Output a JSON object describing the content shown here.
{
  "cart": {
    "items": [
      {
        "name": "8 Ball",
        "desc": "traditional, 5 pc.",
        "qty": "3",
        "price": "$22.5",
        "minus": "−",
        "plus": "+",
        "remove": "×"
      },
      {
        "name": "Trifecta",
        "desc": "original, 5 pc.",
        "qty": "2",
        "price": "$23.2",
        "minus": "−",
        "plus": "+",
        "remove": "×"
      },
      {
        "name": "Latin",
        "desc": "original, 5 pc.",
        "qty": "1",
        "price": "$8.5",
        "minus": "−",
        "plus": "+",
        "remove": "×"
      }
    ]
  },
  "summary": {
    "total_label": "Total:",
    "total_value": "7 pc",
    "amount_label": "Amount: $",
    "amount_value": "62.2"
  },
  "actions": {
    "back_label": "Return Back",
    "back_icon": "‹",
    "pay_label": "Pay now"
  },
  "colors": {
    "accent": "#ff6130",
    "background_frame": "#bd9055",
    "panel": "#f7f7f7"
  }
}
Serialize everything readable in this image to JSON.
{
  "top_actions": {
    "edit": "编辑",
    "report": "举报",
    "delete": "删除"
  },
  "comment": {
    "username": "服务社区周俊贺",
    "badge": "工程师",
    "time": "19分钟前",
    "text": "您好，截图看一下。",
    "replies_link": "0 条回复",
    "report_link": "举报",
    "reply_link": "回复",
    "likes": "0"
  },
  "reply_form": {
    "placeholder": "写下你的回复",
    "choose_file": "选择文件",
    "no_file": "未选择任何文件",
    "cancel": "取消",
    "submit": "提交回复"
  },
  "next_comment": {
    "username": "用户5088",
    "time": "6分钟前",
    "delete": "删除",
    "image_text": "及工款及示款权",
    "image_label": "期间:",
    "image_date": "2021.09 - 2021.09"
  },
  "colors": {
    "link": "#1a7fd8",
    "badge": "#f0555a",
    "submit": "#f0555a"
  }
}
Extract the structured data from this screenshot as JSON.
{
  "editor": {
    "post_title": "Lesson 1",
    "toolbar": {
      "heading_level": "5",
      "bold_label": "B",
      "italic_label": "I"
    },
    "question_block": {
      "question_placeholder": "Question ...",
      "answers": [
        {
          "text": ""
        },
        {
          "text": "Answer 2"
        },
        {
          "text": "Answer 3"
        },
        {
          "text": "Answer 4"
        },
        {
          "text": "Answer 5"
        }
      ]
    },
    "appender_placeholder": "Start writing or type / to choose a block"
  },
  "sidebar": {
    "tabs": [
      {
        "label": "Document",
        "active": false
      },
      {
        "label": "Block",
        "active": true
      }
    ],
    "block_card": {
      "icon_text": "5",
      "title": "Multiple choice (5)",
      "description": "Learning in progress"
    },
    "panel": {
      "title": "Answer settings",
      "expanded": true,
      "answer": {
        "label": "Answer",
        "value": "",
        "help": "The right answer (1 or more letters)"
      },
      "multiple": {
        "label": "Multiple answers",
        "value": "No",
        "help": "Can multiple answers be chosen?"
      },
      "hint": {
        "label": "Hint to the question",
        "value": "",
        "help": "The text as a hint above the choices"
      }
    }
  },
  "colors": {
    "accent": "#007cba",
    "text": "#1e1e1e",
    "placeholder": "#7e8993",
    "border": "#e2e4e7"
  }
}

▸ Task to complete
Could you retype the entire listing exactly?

▸ Answer to the exercise
Output a JSON object describing the content shown here.
{
  "cart": {
    "items": [
      {
        "name": "8 Ball",
        "desc": "traditional, 5 pc.",
        "qty": "3",
        "price": "$22.5",
        "minus": "−",
        "plus": "+",
        "remove": "×"
      },
      {
        "name": "Trifecta",
        "desc": "original, 5 pc.",
        "qty": "2",
        "price": "$23.2",
        "minus": "−",
        "plus": "+",
        "remove": "×"
      },
      {
        "name": "Latin",
        "desc": "original, 5 pc.",
        "qty": "1",
        "price": "$8.5",
        "minus": "−",
        "plus": "+",
        "remove": "×"
      }
    ]
  },
  "summary": {
    "total_label": "Total:",
    "total_value": "7 pc",
    "amount_label": "Amount: $",
    "amount_value": "62.2"
  },
  "actions": {
    "back_label": "Return Back",
    "back_icon": "‹",
    "pay_label": "Pay now"
  },
  "colors": {
    "accent": "#ff6130",
    "background_frame": "#bd9055",
    "panel": "#f7f7f7"
  }
}
Serialize everything readable in this image to JSON.
{
  "top_actions": {
    "edit": "编辑",
    "report": "举报",
    "delete": "删除"
  },
  "comment": {
    "username": "服务社区周俊贺",
    "badge": "工程师",
    "time": "19分钟前",
    "text": "您好，截图看一下。",
    "replies_link": "0 条回复",
    "report_link": "举报",
    "reply_link": "回复",
    "likes": "0"
  },
  "reply_form": {
    "placeholder": "写下你的回复",
    "choose_file": "选择文件",
    "no_file": "未选择任何文件",
    "cancel": "取消",
    "submit": "提交回复"
  },
  "next_comment": {
    "username": "用户5088",
    "time": "6分钟前",
    "delete": "删除",
    "image_text": "及工款及示款权",
    "image_label": "期间:",
    "image_date": "2021.09 - 2021.09"
  },
  "colors": {
    "link": "#1a7fd8",
    "badge": "#f0555a",
    "submit": "#f0555a"
  }
}
Extract the structured data from this screenshot as JSON.
{
  "editor": {
    "post_title": "Lesson 1",
    "toolbar": {
      "heading_level": "5",
      "bold_label": "B",
      "italic_label": "I"
    },
    "question_block": {
      "question_placeholder": "Question ...",
      "answers": [
        {
          "text": ""
        },
        {
          "text": "Answer 2"
        },
        {
          "text": "Answer 3"
        },
        {
          "text": "Answer 4"
        },
        {
          "text": "Answer 5"
        }
      ]
    },
    "appender_placeholder": "Start writing or type / to choose a block"
  },
  "sidebar": {
    "tabs": [
      {
        "label": "Document",
        "active": false
      },
      {
        "label": "Block",
        "active": true
      }
    ],
    "block_card": {
      "icon_text": "5",
      "title": "Multiple choice (5)",
      "description": "Learning in progress"
    },
    "panel": {
      "title": "Answer settings",
      "expanded": true,
      "answer": {
        "label": "Answer",
        "value": "",
        "help": "The right answer (1 or more letters)"
      },
      "multiple": {
        "label": "Multiple answers",
        "value": "No",
        "help": "Can multiple answers be chosen?"
      },
      "hint": {
        "label": "Hint to the question",
        "value": "",
        "help": "The text as a hint above the choices"
      }
    }
  },
  "colors": {
    "accent": "#007cba",
    "text": "#1e1e1e",
    "placeholder": "#7e8993",
    "border": "#e2e4e7"
  }
}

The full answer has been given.